=== MATERIAL FOR THE TASK ===

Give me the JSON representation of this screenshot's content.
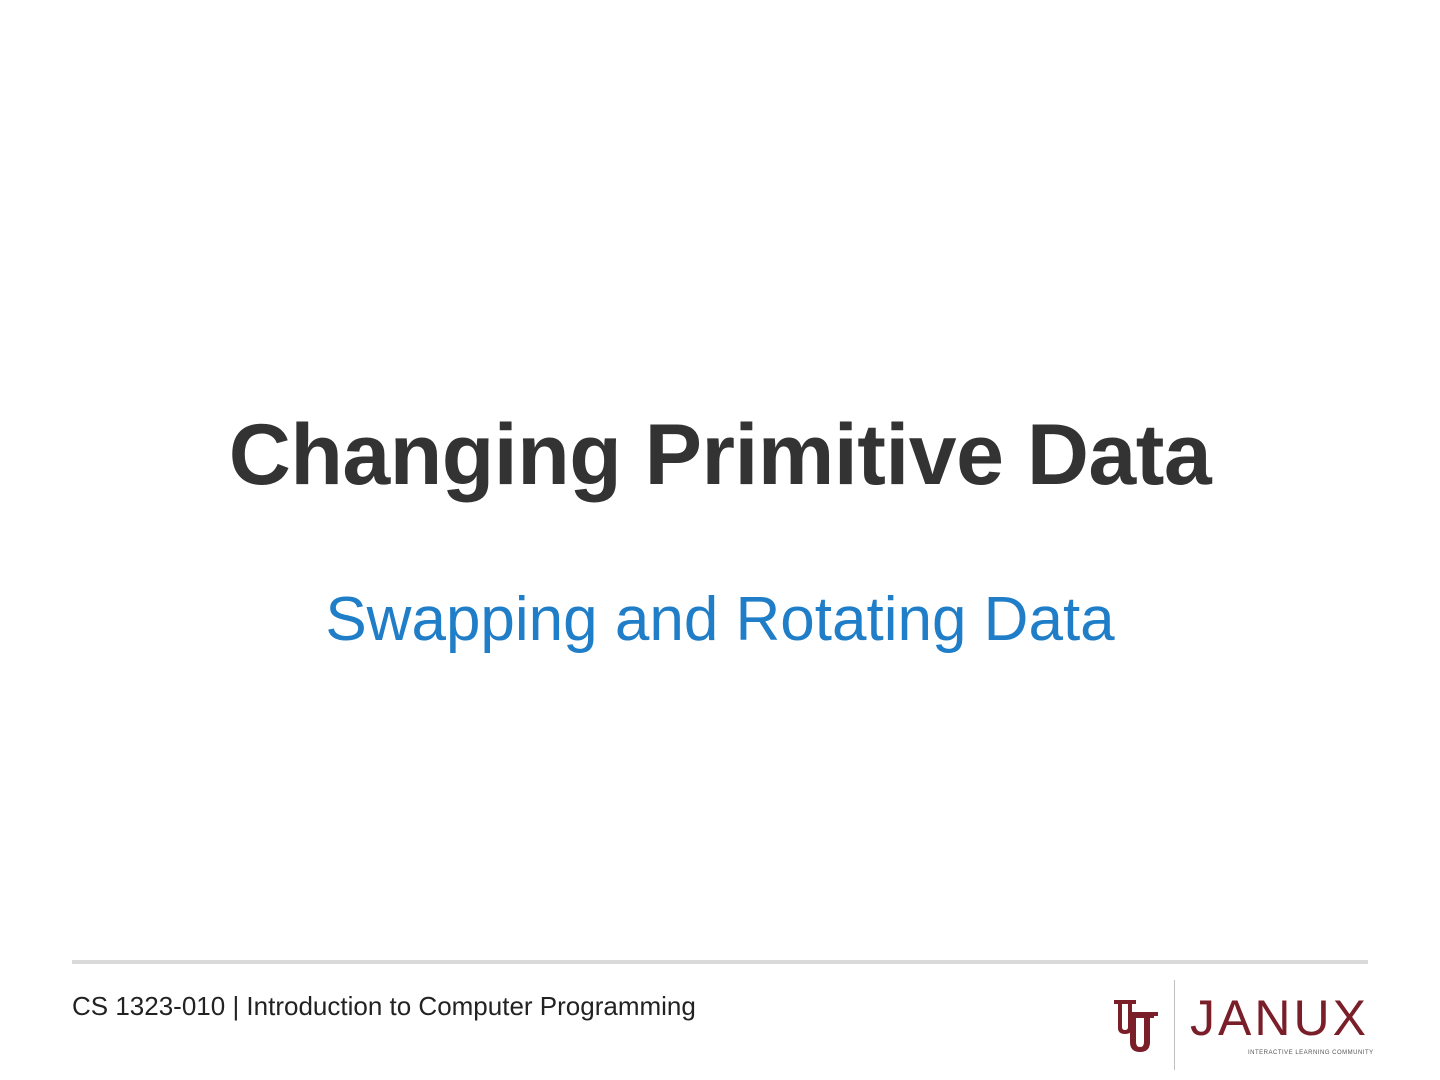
{
  "slide": {
    "title": "Changing Primitive Data",
    "subtitle": "Swapping and Rotating Data"
  },
  "footer": {
    "course": "CS 1323-010 | Introduction to Computer Programming",
    "logo": {
      "brand": "JANUX",
      "tagline": "INTERACTIVE LEARNING COMMUNITY",
      "emblem_icon": "ou-interlocking-logo-icon",
      "brand_color": "#7a1f2a"
    }
  },
  "colors": {
    "title": "#333333",
    "subtitle": "#1f7ec7",
    "rule": "#d9d9d9",
    "background": "#ffffff"
  }
}
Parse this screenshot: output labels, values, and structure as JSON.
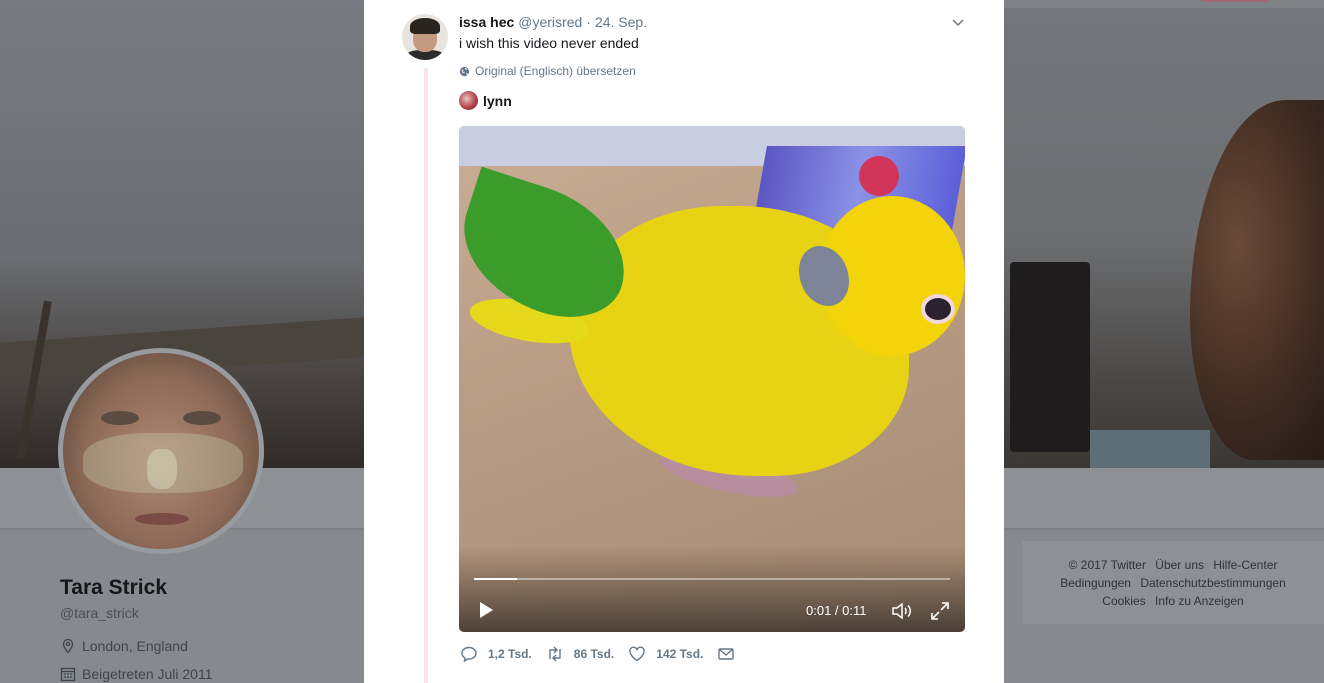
{
  "background_profile": {
    "name": "Tara Strick",
    "handle": "@tara_strick",
    "location": "London, England",
    "joined": "Beigetreten Juli 2011"
  },
  "footer": {
    "copyright": "© 2017 Twitter",
    "links_row1": [
      "Über uns",
      "Hilfe-Center"
    ],
    "links_row2": [
      "Bedingungen",
      "Datenschutzbestimmungen"
    ],
    "links_row3": [
      "Cookies",
      "Info zu Anzeigen"
    ]
  },
  "tweet": {
    "author_name": "issa hec",
    "author_handle": "@yerisred",
    "separator": "·",
    "date": "24. Sep.",
    "text": "i wish this video never ended",
    "translate_label": "Original (Englisch) übersetzen",
    "attribution_name": "lynn",
    "video": {
      "time": "0:01 / 0:11",
      "progress_fraction": 0.09
    },
    "actions": {
      "replies": "1,2 Tsd.",
      "retweets": "86 Tsd.",
      "likes": "142 Tsd."
    }
  },
  "icons": {
    "chevron": "chevron-down-icon",
    "globe": "globe-icon",
    "play": "play-icon",
    "volume": "volume-icon",
    "fullscreen": "fullscreen-icon",
    "reply": "reply-icon",
    "retweet": "retweet-icon",
    "like": "heart-icon",
    "dm": "envelope-icon",
    "location": "location-pin-icon",
    "calendar": "calendar-icon"
  },
  "colors": {
    "thread_line": "#fbe3e6",
    "secondary_text": "#657786",
    "primary_text": "#14171a"
  }
}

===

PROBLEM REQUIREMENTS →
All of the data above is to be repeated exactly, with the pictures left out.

ANSWER BOX →
Give me the JSON representation of this screenshot's content.
{
  "slide": {
    "title": "Changing Primitive Data",
    "subtitle": "Swapping and Rotating Data"
  },
  "footer": {
    "course": "CS 1323-010 | Introduction to Computer Programming",
    "logo": {
      "brand": "JANUX",
      "tagline": "INTERACTIVE LEARNING COMMUNITY",
      "emblem_icon": "ou-interlocking-logo-icon",
      "brand_color": "#7a1f2a"
    }
  },
  "colors": {
    "title": "#333333",
    "subtitle": "#1f7ec7",
    "rule": "#d9d9d9",
    "background": "#ffffff"
  }
}
Parse this screenshot: output labels, values, and structure as JSON.
{
  "background_profile": {
    "name": "Tara Strick",
    "handle": "@tara_strick",
    "location": "London, England",
    "joined": "Beigetreten Juli 2011"
  },
  "footer": {
    "copyright": "© 2017 Twitter",
    "links_row1": [
      "Über uns",
      "Hilfe-Center"
    ],
    "links_row2": [
      "Bedingungen",
      "Datenschutzbestimmungen"
    ],
    "links_row3": [
      "Cookies",
      "Info zu Anzeigen"
    ]
  },
  "tweet": {
    "author_name": "issa hec",
    "author_handle": "@yerisred",
    "separator": "·",
    "date": "24. Sep.",
    "text": "i wish this video never ended",
    "translate_label": "Original (Englisch) übersetzen",
    "attribution_name": "lynn",
    "video": {
      "time": "0:01 / 0:11",
      "progress_fraction": 0.09
    },
    "actions": {
      "replies": "1,2 Tsd.",
      "retweets": "86 Tsd.",
      "likes": "142 Tsd."
    }
  },
  "icons": {
    "chevron": "chevron-down-icon",
    "globe": "globe-icon",
    "play": "play-icon",
    "volume": "volume-icon",
    "fullscreen": "fullscreen-icon",
    "reply": "reply-icon",
    "retweet": "retweet-icon",
    "like": "heart-icon",
    "dm": "envelope-icon",
    "location": "location-pin-icon",
    "calendar": "calendar-icon"
  },
  "colors": {
    "thread_line": "#fbe3e6",
    "secondary_text": "#657786",
    "primary_text": "#14171a"
  }
}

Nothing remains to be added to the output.